- Metamorphosis and Return in the Lays of Bisclavret and Melion, by Robyn A. Holman (College of Charleston):

Metamorphosis and Return in the Lays of "Bisclavret" and "Melion"

- Sexualité douteuse et bestialité trompeuse dans Bisclavret de Marie de France, by Tovi Bibring (Bar Ilan University); pdf in French:

Sexualité douteuse et bestialité trompeuse dans Bisclavret de Marie de France

  • Lanval

The original text of "Lanval" in Anglo-Norman (Université de Lausanne)

Marie de France, "Lanval" (an overview)

- Guilty as Charged? Subjectivity and the Law in La Chanson de Roland and Lanval, by Katherine Kong (University of Michigan, Ann Arbor):

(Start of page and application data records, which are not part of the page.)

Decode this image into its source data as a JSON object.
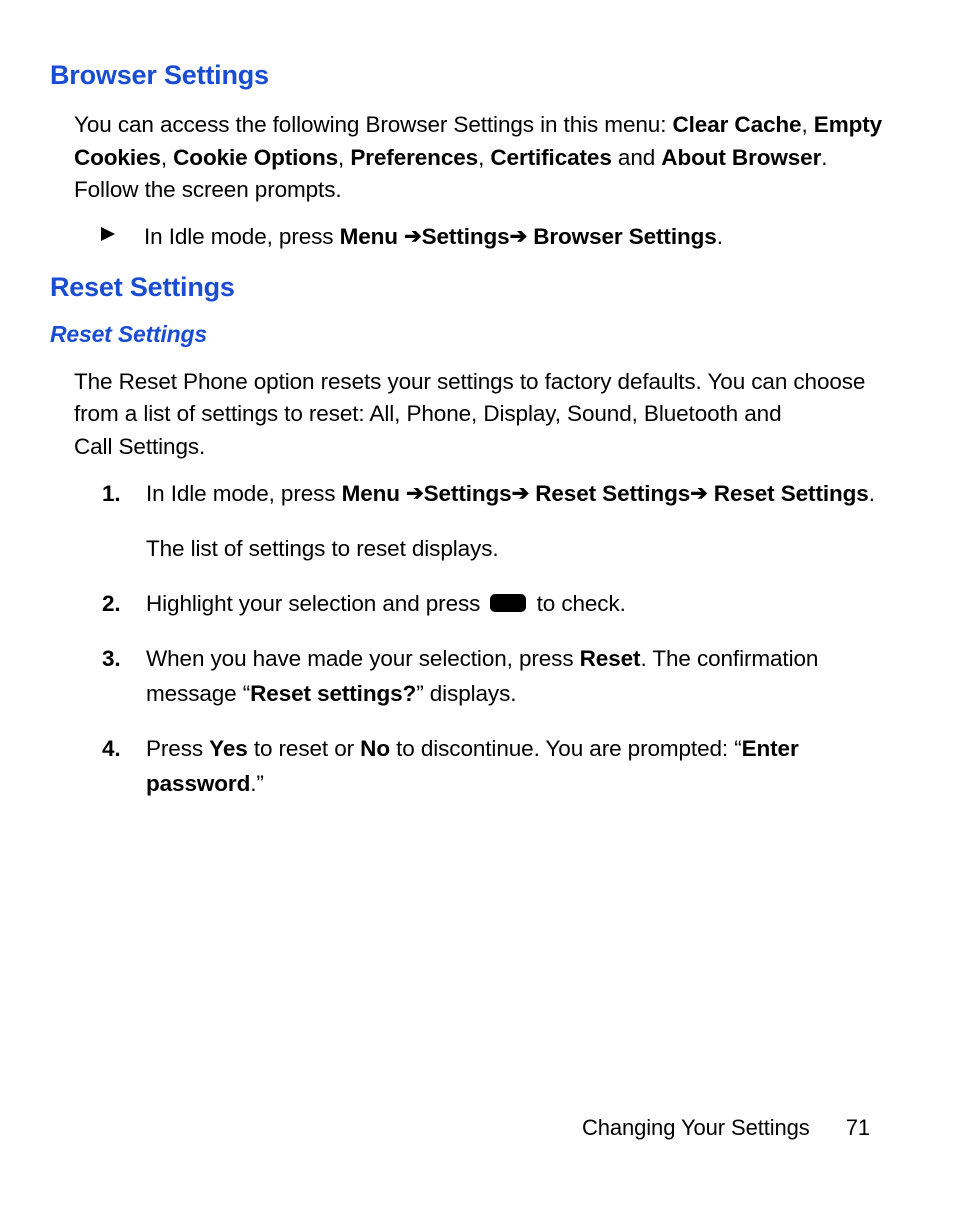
{
  "section1": {
    "heading": "Browser Settings",
    "intro_parts": {
      "p1": "You can access the following Browser Settings in this menu: ",
      "b1": "Clear Cache",
      "c1": ", ",
      "b2": "Empty Cookies",
      "c2": ", ",
      "b3": "Cookie Options",
      "c3": ", ",
      "b4": "Preferences",
      "c4": ", ",
      "b5": "Certificates",
      "c5": " and ",
      "b6": "About Browser",
      "p2": ". Follow the screen prompts."
    },
    "bullet": {
      "pre": "In Idle mode, press ",
      "menu": "Menu ",
      "arrow": " ➔ ",
      "settings": "Settings",
      "browser": "Browser Settings",
      "end": "."
    }
  },
  "section2": {
    "heading": "Reset Settings",
    "subheading": "Reset Settings",
    "intro": "The Reset Phone option resets your settings to factory defaults. You can choose from a list of settings to reset: All, Phone, Display, Sound, Bluetooth and Call Settings.",
    "steps": {
      "s1": {
        "num": "1.",
        "pre": "In Idle mode, press ",
        "menu": "Menu ",
        "arrow": " ➔ ",
        "settings": "Settings",
        "rs": "Reset Settings",
        "end": ".",
        "sub": "The list of settings to reset displays."
      },
      "s2": {
        "num": "2.",
        "pre": "Highlight your selection and press ",
        "post": " to check."
      },
      "s3": {
        "num": "3.",
        "pre": "When you have made your selection, press ",
        "reset": "Reset",
        "mid": ". The confirmation message “",
        "msg": "Reset settings?",
        "end": "” displays."
      },
      "s4": {
        "num": "4.",
        "pre": "Press ",
        "yes": "Yes",
        "mid1": " to reset or ",
        "no": "No",
        "mid2": " to discontinue. You are prompted: “",
        "enter": "Enter password",
        "end": ".”"
      }
    }
  },
  "footer": {
    "chapter": "Changing Your Settings",
    "page": "71"
  }
}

Guilty as Charged? Subjectivity and the Law in La Chanson de Roland and "Lanval"

- Beowulf, Lanval, and The Miller's Tale: Uniquely Representative of Medieval Social Order, an article by Robert Lewis:

Beowulf, Lanval, and The Miller's Tale: Uniquely Representative of Medieval Social Order

  • Les Deus Amanz

The original text of "Les Deus Amanz" with translation

  • Yonec

A manuscript page that contains the beginning of Marie de France's "Yonec", by BNF

The original text of "Yonec", in Anglo-Norman

Marie de France's "Yonec" (an overview)

  • Milun

The original text of "Milun", in Anglo-Norman

Marie de France's "Milun" (an overview)

  • Chaitivel

The original text of "Chaitivel", in Anglo-Norman

Marie de France's "Chaitivel" (an overview)

  • Chevrefoil

The original text of "Chevrefoil". in Anglo-Norman

- Analyse du lai du Chevrefoil, by Didier Fontaine (in French):

Analyse du lai du "Chevrefoil"

- "Ceo fu la summe de l'escrit", an article by Keith Busby:

"Ceo fu la summe de l'escrit"

  • Eliduc

The original text of "Eliduc", in Anglo-Norman

Eliduc: The Man with Two Wives

Marie de France's "Eliduc" (an overview)

An analysis of "Eliduc"

- A comment on Eliduc and some questions that help to understand the text, by Dr. Norman Prinsky (Augusta State University):

A comment on "Eliduc"